■ **WORK ORDER**
When the string "desc" is part of a line below, that line should be copied.

[Data records for software interfaces]
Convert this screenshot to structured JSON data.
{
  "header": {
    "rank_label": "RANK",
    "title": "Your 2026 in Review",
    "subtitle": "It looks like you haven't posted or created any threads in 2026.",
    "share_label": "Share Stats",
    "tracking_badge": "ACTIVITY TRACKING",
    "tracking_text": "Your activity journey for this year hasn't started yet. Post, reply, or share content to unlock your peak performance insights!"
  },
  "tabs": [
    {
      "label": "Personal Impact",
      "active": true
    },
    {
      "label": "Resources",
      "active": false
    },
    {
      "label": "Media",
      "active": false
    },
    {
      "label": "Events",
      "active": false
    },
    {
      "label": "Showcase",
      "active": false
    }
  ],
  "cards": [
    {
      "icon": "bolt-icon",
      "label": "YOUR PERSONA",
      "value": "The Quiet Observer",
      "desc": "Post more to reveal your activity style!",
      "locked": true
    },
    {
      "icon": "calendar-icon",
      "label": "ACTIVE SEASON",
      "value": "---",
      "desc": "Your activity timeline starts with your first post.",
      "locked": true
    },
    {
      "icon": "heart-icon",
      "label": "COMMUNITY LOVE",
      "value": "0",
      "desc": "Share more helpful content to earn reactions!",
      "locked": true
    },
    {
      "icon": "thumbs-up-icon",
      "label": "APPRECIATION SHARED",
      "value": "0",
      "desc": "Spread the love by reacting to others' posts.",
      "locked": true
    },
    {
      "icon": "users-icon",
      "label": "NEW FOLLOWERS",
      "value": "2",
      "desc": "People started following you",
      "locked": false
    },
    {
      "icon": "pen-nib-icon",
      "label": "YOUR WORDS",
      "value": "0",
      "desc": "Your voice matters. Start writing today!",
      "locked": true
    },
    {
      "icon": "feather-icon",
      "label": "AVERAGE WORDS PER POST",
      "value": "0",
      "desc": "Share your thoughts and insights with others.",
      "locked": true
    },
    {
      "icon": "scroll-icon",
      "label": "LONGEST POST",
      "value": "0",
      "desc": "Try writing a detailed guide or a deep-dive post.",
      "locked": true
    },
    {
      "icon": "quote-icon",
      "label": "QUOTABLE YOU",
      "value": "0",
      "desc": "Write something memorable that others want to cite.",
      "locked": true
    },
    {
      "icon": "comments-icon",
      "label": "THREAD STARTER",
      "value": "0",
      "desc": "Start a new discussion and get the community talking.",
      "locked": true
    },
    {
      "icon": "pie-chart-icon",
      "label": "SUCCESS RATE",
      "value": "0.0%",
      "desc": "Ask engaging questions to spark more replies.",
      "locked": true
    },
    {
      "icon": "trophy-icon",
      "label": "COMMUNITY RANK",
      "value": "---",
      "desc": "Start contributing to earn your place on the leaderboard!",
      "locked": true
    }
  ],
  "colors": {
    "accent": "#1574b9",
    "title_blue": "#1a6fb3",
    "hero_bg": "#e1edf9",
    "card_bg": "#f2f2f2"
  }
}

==

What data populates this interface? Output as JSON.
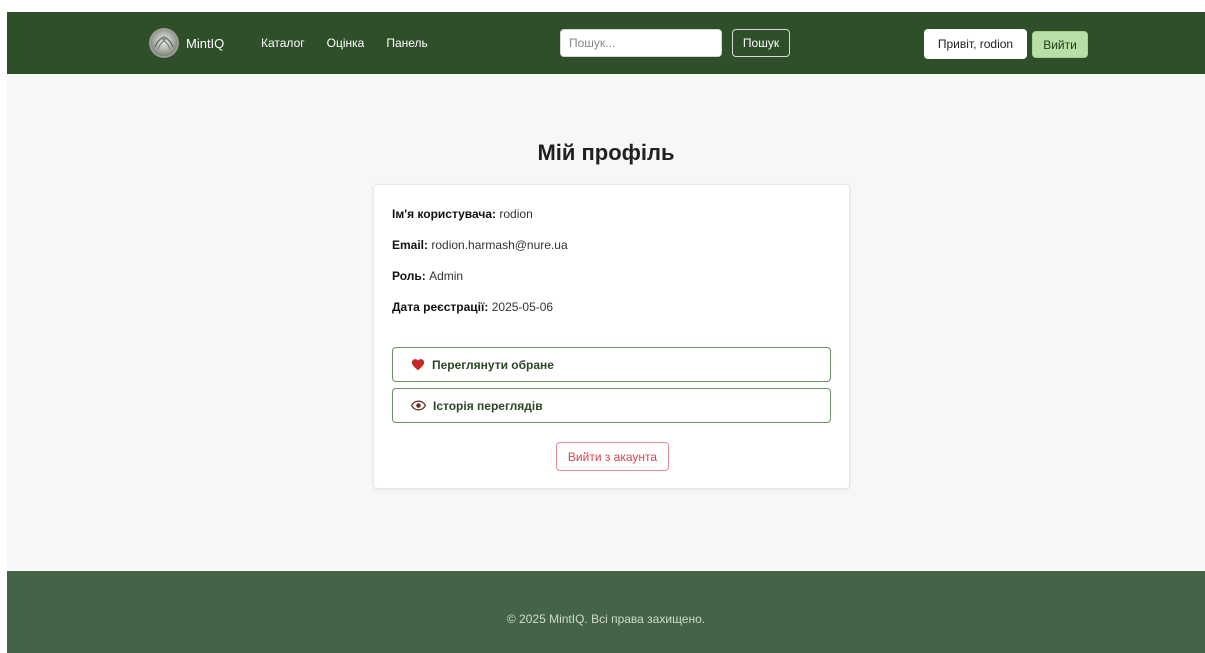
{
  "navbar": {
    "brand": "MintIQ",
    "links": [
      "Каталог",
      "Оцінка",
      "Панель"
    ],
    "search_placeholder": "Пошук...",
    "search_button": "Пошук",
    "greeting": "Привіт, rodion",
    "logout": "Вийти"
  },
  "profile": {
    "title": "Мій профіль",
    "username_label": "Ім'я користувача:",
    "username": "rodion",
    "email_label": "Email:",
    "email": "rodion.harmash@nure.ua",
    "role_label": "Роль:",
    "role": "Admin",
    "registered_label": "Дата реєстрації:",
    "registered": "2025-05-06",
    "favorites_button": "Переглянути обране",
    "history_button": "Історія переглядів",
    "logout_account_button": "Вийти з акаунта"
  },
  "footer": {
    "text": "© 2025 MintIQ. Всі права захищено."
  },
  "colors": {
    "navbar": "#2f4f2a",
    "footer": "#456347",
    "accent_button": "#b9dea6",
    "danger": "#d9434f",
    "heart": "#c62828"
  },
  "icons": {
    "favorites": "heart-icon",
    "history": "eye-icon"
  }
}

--

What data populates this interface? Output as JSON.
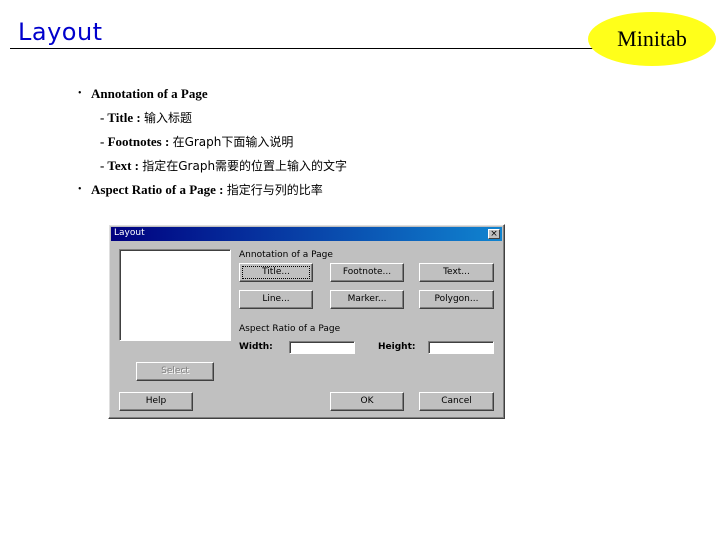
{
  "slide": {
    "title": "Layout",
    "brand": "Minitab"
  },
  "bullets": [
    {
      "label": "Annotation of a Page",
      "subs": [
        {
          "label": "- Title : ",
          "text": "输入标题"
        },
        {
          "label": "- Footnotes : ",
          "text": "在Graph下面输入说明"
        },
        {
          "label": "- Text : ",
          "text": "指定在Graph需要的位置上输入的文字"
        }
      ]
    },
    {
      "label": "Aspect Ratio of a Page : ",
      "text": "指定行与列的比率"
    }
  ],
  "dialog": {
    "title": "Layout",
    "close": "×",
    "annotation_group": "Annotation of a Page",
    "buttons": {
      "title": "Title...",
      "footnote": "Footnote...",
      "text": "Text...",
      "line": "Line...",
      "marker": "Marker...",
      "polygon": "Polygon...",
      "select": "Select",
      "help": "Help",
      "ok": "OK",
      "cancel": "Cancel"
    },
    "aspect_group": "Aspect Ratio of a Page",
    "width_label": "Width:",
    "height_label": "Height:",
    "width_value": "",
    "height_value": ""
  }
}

■ **ANSWER TO THE EXERCISE**
      "desc": "Post more to reveal your activity style!",
      "desc": "Your activity timeline starts with your first post.",
      "desc": "Share more helpful content to earn reactions!",
      "desc": "Spread the love by reacting to others' posts.",
      "desc": "People started following you",
      "desc": "Your voice matters. Start writing today!",
      "desc": "Share your thoughts and insights with others.",
      "desc": "Try writing a detailed guide or a deep-dive post.",
      "desc": "Write something memorable that others want to cite.",
      "desc": "Start a new discussion and get the community talking.",
      "desc": "Ask engaging questions to spark more replies.",
      "desc": "Start contributing to earn your place on the leaderboard!",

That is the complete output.